It’s easy to let your heart rule your head when you’re looking for a new place to call home. The new property is going to be the centre of your life, hopefully for many years, and you have to feel positive about it.
You need to feel the charm of the place, but a checklist of minimum requirements helps to keep your feet on the ground.
It’s a difficult balancing act.
The bottom line is that you need to be able to afford to pay for your home. Lenders these days are strict and often insist on a 20% deposit, so that’s one thing that’s going to limit your search. But check out the government’s “Help to Buy” scheme, which can provide what’s known as an ‘equity loan’ of up to 20% towards the deposit as long as you can raise just 5% yourself.
The idea is that you can wait until the property is sold to pay off the loan, so you only need a mortgage for 75% of the price, as long as you can find 5% yourself. The scheme only applies to new-build properties.
As far as the mortgage is concerned, you can get prior approval up to a figure that the lender thinks is affordable for you. Nowadays, lenders look at factors beyond your net salary. They will ask about your fixed outgoings as well, to make a more realistic judgement.
But even with this extra caution from lenders, the decision as to how much you can really afford to pay for your mortgage is a personal one. Maybe you have a hobby that means a lot to you, or you love travelling. You have to factor those things into the equation.
Do your own financial statement and be realistic about unexpected expenses, home maintenance, holidays and festivals. If the mortgage lender thinks you can afford more you believe you can, it’s better to be conservative and stick to your own judgement.
Don’t view houses that you can’t afford both in your own mind and according to your lender’s opinion. Get advice from an Estate agent with local knowledge, like Bridgfords for properties in the North, but be firm about your bottom line. What you don’t view can’t tempt you.
If you’re working you need to live within reach of your employment.
Look at locations within a commutable distance, and work out whether the financial and emotional cost of commuting will be worth it. In theory you might be able to travel for four hours a day, but that commute will dominate your life. Try it, and see whether you get a seat on the train, and how stressful you find the journey.

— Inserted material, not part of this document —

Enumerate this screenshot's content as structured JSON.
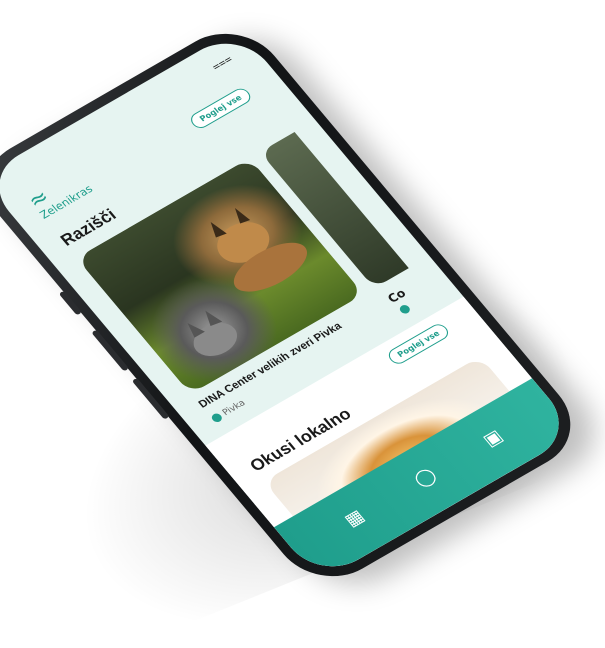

If the local station’s a terminus so that you can be sure of a seat and you enjoy reading, or you can work on the train, then a long commute may be fine. But if you would have to force yourself into an overcrowded train and spend over an hour standing in a crush before you start your day’s work, then that might be too much for most people.
Location has such an effect on price that if there’s a less fashionable area bordering the one you’d rather be in, then take a good look at it. If the town or city is thriving, then shabby areas may improve.
But that’s a slow process and one that may even work in reverse, so don’t count on a future improvement in value. Only buy if you are happy to embrace the area exactly as it is.
How much space do you need for your household? You will probably be happier with extra space in a shabby area than you will be feeling overcrowded and cramped in a pretty neighbourhood.
Think about what space you need to make you happy. You need enough bedrooms for the family, and ideally a spare room, though you can probably manage without.
But what about storage? Will you be able to create enough cupboard space so that you’re not always tripping over your belongings? Is it important to you to be able to sit around the kitchen table with your family?
Bear in mind that the seller is likely to have done a major de-cluttering exercise before putting the house on the market. There may be no clutter to see, but could that be maintained in this house or is the tidiness just for show? Where would you put that kitchen table that means so much to you?
A clever seller will try to create an appealing atmosphere, to pull you in and that’s all very well and good. But you have to see beyond emotions to the hard realities of finance, location and space.